I’m travelling, so at breakfast at the hotel I picked up a recent copy of Wall Street Journal.
The beauty of not reading WSJ regularly is that your bullshit radar, weaned off of daily exposure to it, regains its sensitivity. You open a ‘Markets’ section and bullshit jumps at you, offending all your senses.
I see a headline: “Another Danger of Rising Wages” by Justin Lahart. (The online version says “The Other Risk from Rising Wages.”)
If you don’t have access, no worries: I’ll be dissecting almost every sentence in the article.
The author’s major lament is that in current tight labor market the wages might rise, although he’s not sure whether or not this will lead to inflation. Today, he’s more worried about tight labor market leading to lower stock prices. Notice how right out of the gate, in a typical WSJ fashion, more concern is given to investors and markets than the wage schmucks. “A Danger” of rising wages. God forbid.
But there are ways to deal with this danger.
“One way wages could rise without inflation running hotter is if productivity picks up. This would be a good thing.” Good thing for who? He explains: “the more productive the economy is, the better off everybody can be.” Translation: If before you worked 10 hours a day for $11/hour, then if you now work 12 hours a day for the same $11/hour – you’re better off. See, it’s good for you to work more hours.
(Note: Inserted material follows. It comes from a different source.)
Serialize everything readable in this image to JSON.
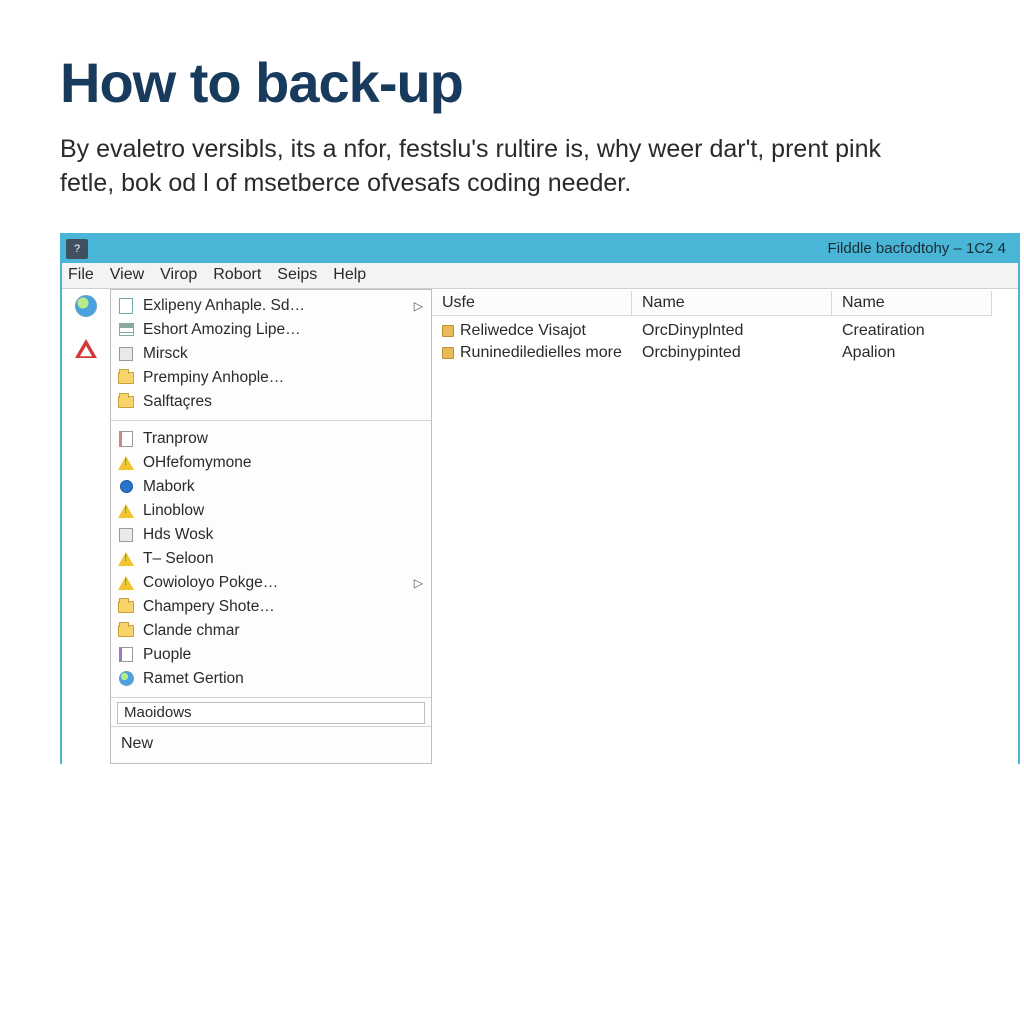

“And there is some hope that productivity growth, which has been woefully weak, kicks in as companies step up capital spending to combat rising labor costs.” Think about this for a moment: the productivity will grow, this guy argues, if companies spend money NOT on labor costs, but on COMBATING labor costs. Spend cash on devising remedies that make workers work harder for less and you won’t have to spend cash on wages!! Watch and learn, MBAs.
But there’s a problem with this approach though. You see, he then points out, “The problem is that investment in productivity won’t translate into productivity gains for a while.” Aawww! 😦 There’s a time-lapse between implementing those remedies and workers working harder.
“The other way wages can rise without inflation picking up is if companies eat their rising labor costs (wait, is there a remote possibility of redemption here? KG) – a scenario investors probably wouldn’t like.” (Oh, nevermind. Let’s not forget about the investors. KG). “Profit margins are near historic highs and are expected to go higher as a result of the tax cut, but more of that money than investors expect could be going to paychecks instead of earnings.” (OMG! The Horror! The Horror!)
“That wouldn’t be surprising. Inflation has been so low for so long, (btw, does this casual confession mean that WSJ will now rescind a decade of hysterical articles about the lurking inflation? KG) consumers have become conditioned to it, making it harder for companies to raise prices without losing customers.” Being a company is hard. Fucking workers demand a higher salary, fucking consumers are a bunch of flaky brats. Hey, maybe you should close up shop then? Oh, I forgot: Your fucking profit margins are near historic highs and are expected to go higher.
He concludes: “This might work out fine for everyone if low inflation kept the Fed from tightening aggressively. But with wages rising, the Fed will at least keep to its current path of rate increases. The result would be lower profit margins and higher rates – not exactly the stuff of investor dreams.” Yes, the investors dreams – that sacred ideal on which a civic society is built.
This mindset is so emblematic of our skewed priorities: We are asked to serve the market. We are the cogs and ‘the Market’ and ‘the Investor’ are supreme beings whose interests are more important that a working stiff’s to the point where companies are willing to spend money to PREVENT the working stiff from getting a decent wage.